ASSIGNED TASK | Could you repeat all of the entries exactly, leaving out any pictures?

*** Block opens ***

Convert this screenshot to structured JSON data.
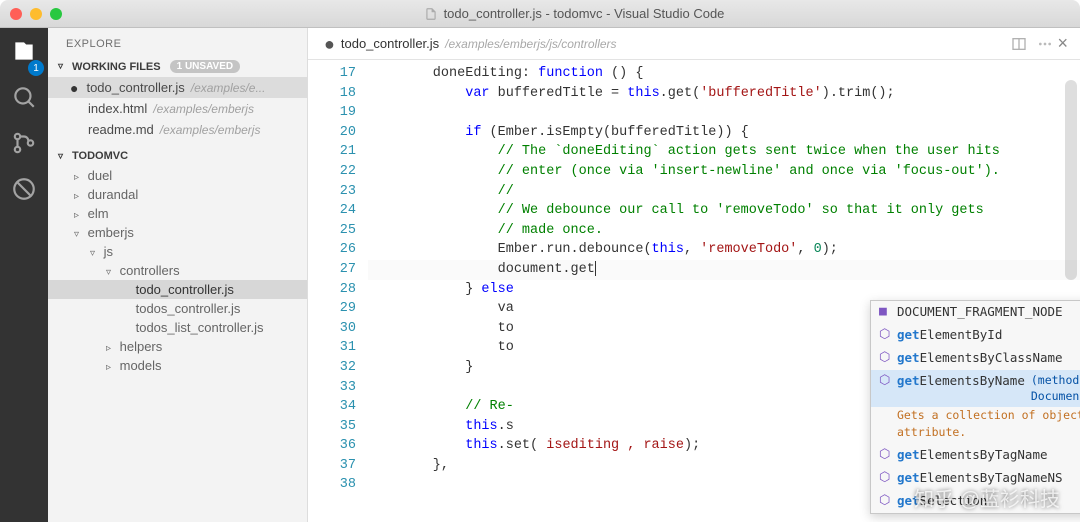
{
  "titlebar": {
    "text": "todo_controller.js - todomvc - Visual Studio Code"
  },
  "activity": {
    "badge": "1"
  },
  "sidebar": {
    "title": "EXPLORE",
    "working": {
      "label": "WORKING FILES",
      "badge": "1 UNSAVED"
    },
    "workingFiles": [
      {
        "name": "todo_controller.js",
        "path": "/examples/e...",
        "dirty": true,
        "selected": true
      },
      {
        "name": "index.html",
        "path": "/examples/emberjs",
        "dirty": false
      },
      {
        "name": "readme.md",
        "path": "/examples/emberjs",
        "dirty": false
      }
    ],
    "project": "TODOMVC",
    "tree": [
      {
        "depth": 1,
        "exp": "▹",
        "label": "duel"
      },
      {
        "depth": 1,
        "exp": "▹",
        "label": "durandal"
      },
      {
        "depth": 1,
        "exp": "▹",
        "label": "elm"
      },
      {
        "depth": 1,
        "exp": "▿",
        "label": "emberjs"
      },
      {
        "depth": 2,
        "exp": "▿",
        "label": "js"
      },
      {
        "depth": 3,
        "exp": "▿",
        "label": "controllers"
      },
      {
        "depth": 4,
        "exp": "",
        "label": "todo_controller.js",
        "selected": true
      },
      {
        "depth": 4,
        "exp": "",
        "label": "todos_controller.js"
      },
      {
        "depth": 4,
        "exp": "",
        "label": "todos_list_controller.js"
      },
      {
        "depth": 3,
        "exp": "▹",
        "label": "helpers"
      },
      {
        "depth": 3,
        "exp": "▹",
        "label": "models"
      }
    ]
  },
  "tab": {
    "name": "todo_controller.js",
    "breadcrumb": "/examples/emberjs/js/controllers"
  },
  "lines": [
    {
      "n": 17,
      "html": "        doneEditing: <span class='k'>function</span> () {"
    },
    {
      "n": 18,
      "bp": true,
      "html": "            <span class='k'>var</span> bufferedTitle = <span class='this'>this</span>.get(<span class='s'>'bufferedTitle'</span>).trim();"
    },
    {
      "n": 19,
      "html": ""
    },
    {
      "n": 20,
      "html": "            <span class='k'>if</span> (Ember.isEmpty(bufferedTitle)) {"
    },
    {
      "n": 21,
      "html": "                <span class='c'>// The `doneEditing` action gets sent twice when the user hits</span>"
    },
    {
      "n": 22,
      "html": "                <span class='c'>// enter (once via 'insert-newline' and once via 'focus-out').</span>"
    },
    {
      "n": 23,
      "html": "                <span class='c'>//</span>"
    },
    {
      "n": 24,
      "html": "                <span class='c'>// We debounce our call to 'removeTodo' so that it only gets</span>"
    },
    {
      "n": 25,
      "html": "                <span class='c'>// made once.</span>"
    },
    {
      "n": 26,
      "bp": true,
      "html": "                Ember.run.debounce(<span class='this'>this</span>, <span class='s'>'removeTodo'</span>, <span class='num'>0</span>);"
    },
    {
      "n": 27,
      "cursor": true,
      "html": "                document.get<span class='caret'></span>"
    },
    {
      "n": 28,
      "html": "            } <span class='k'>else</span>"
    },
    {
      "n": 29,
      "html": "                va"
    },
    {
      "n": 30,
      "html": "                to"
    },
    {
      "n": 31,
      "html": "                to"
    },
    {
      "n": 32,
      "html": "            }"
    },
    {
      "n": 33,
      "html": ""
    },
    {
      "n": 34,
      "html": "            <span class='c'>// Re-</span>"
    },
    {
      "n": 35,
      "html": "            <span class='this'>this</span>.s"
    },
    {
      "n": 36,
      "html": "            <span class='this'>this</span>.set(<span class='s'> isediting , raise</span>);"
    },
    {
      "n": 37,
      "html": "        },"
    },
    {
      "n": 38,
      "html": ""
    }
  ],
  "suggest": {
    "items": [
      {
        "kind": "■",
        "pre": "",
        "match": "",
        "post": "DOCUMENT_FRAGMENT_NODE"
      },
      {
        "kind": "⬡",
        "pre": "",
        "match": "get",
        "post": "ElementById"
      },
      {
        "kind": "⬡",
        "pre": "",
        "match": "get",
        "post": "ElementsByClassName"
      },
      {
        "kind": "⬡",
        "pre": "",
        "match": "get",
        "post": "ElementsByName",
        "sel": true,
        "docLabel": "(method) Document.getElementsByName(elementName:",
        "docDesc": "Gets a collection of objects based on the value of the NAME or ID attribute."
      },
      {
        "kind": "⬡",
        "pre": "",
        "match": "get",
        "post": "ElementsByTagName"
      },
      {
        "kind": "⬡",
        "pre": "",
        "match": "get",
        "post": "ElementsByTagNameNS"
      },
      {
        "kind": "⬡",
        "pre": "",
        "match": "get",
        "post": "Selection"
      }
    ]
  },
  "watermark": "知乎 @蓝衫科技"
}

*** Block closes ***

FINISHED TASK |
Convert this screenshot to structured JSON data.
{
  "titlebar": {
    "text": "todo_controller.js - todomvc - Visual Studio Code"
  },
  "activity": {
    "badge": "1"
  },
  "sidebar": {
    "title": "EXPLORE",
    "working": {
      "label": "WORKING FILES",
      "badge": "1 UNSAVED"
    },
    "workingFiles": [
      {
        "name": "todo_controller.js",
        "path": "/examples/e...",
        "dirty": true,
        "selected": true
      },
      {
        "name": "index.html",
        "path": "/examples/emberjs",
        "dirty": false
      },
      {
        "name": "readme.md",
        "path": "/examples/emberjs",
        "dirty": false
      }
    ],
    "project": "TODOMVC",
    "tree": [
      {
        "depth": 1,
        "exp": "▹",
        "label": "duel"
      },
      {
        "depth": 1,
        "exp": "▹",
        "label": "durandal"
      },
      {
        "depth": 1,
        "exp": "▹",
        "label": "elm"
      },
      {
        "depth": 1,
        "exp": "▿",
        "label": "emberjs"
      },
      {
        "depth": 2,
        "exp": "▿",
        "label": "js"
      },
      {
        "depth": 3,
        "exp": "▿",
        "label": "controllers"
      },
      {
        "depth": 4,
        "exp": "",
        "label": "todo_controller.js",
        "selected": true
      },
      {
        "depth": 4,
        "exp": "",
        "label": "todos_controller.js"
      },
      {
        "depth": 4,
        "exp": "",
        "label": "todos_list_controller.js"
      },
      {
        "depth": 3,
        "exp": "▹",
        "label": "helpers"
      },
      {
        "depth": 3,
        "exp": "▹",
        "label": "models"
      }
    ]
  },
  "tab": {
    "name": "todo_controller.js",
    "breadcrumb": "/examples/emberjs/js/controllers"
  },
  "lines": [
    {
      "n": 17,
      "html": "        doneEditing: <span class='k'>function</span> () {"
    },
    {
      "n": 18,
      "bp": true,
      "html": "            <span class='k'>var</span> bufferedTitle = <span class='this'>this</span>.get(<span class='s'>'bufferedTitle'</span>).trim();"
    },
    {
      "n": 19,
      "html": ""
    },
    {
      "n": 20,
      "html": "            <span class='k'>if</span> (Ember.isEmpty(bufferedTitle)) {"
    },
    {
      "n": 21,
      "html": "                <span class='c'>// The `doneEditing` action gets sent twice when the user hits</span>"
    },
    {
      "n": 22,
      "html": "                <span class='c'>// enter (once via 'insert-newline' and once via 'focus-out').</span>"
    },
    {
      "n": 23,
      "html": "                <span class='c'>//</span>"
    },
    {
      "n": 24,
      "html": "                <span class='c'>// We debounce our call to 'removeTodo' so that it only gets</span>"
    },
    {
      "n": 25,
      "html": "                <span class='c'>// made once.</span>"
    },
    {
      "n": 26,
      "bp": true,
      "html": "                Ember.run.debounce(<span class='this'>this</span>, <span class='s'>'removeTodo'</span>, <span class='num'>0</span>);"
    },
    {
      "n": 27,
      "cursor": true,
      "html": "                document.get<span class='caret'></span>"
    },
    {
      "n": 28,
      "html": "            } <span class='k'>else</span>"
    },
    {
      "n": 29,
      "html": "                va"
    },
    {
      "n": 30,
      "html": "                to"
    },
    {
      "n": 31,
      "html": "                to"
    },
    {
      "n": 32,
      "html": "            }"
    },
    {
      "n": 33,
      "html": ""
    },
    {
      "n": 34,
      "html": "            <span class='c'>// Re-</span>"
    },
    {
      "n": 35,
      "html": "            <span class='this'>this</span>.s"
    },
    {
      "n": 36,
      "html": "            <span class='this'>this</span>.set(<span class='s'> isediting , raise</span>);"
    },
    {
      "n": 37,
      "html": "        },"
    },
    {
      "n": 38,
      "html": ""
    }
  ],
  "suggest": {
    "items": [
      {
        "kind": "■",
        "pre": "",
        "match": "",
        "post": "DOCUMENT_FRAGMENT_NODE"
      },
      {
        "kind": "⬡",
        "pre": "",
        "match": "get",
        "post": "ElementById"
      },
      {
        "kind": "⬡",
        "pre": "",
        "match": "get",
        "post": "ElementsByClassName"
      },
      {
        "kind": "⬡",
        "pre": "",
        "match": "get",
        "post": "ElementsByName",
        "sel": true,
        "docLabel": "(method) Document.getElementsByName(elementName:",
        "docDesc": "Gets a collection of objects based on the value of the NAME or ID attribute."
      },
      {
        "kind": "⬡",
        "pre": "",
        "match": "get",
        "post": "ElementsByTagName"
      },
      {
        "kind": "⬡",
        "pre": "",
        "match": "get",
        "post": "ElementsByTagNameNS"
      },
      {
        "kind": "⬡",
        "pre": "",
        "match": "get",
        "post": "Selection"
      }
    ]
  },
  "watermark": "知乎 @蓝衫科技"
}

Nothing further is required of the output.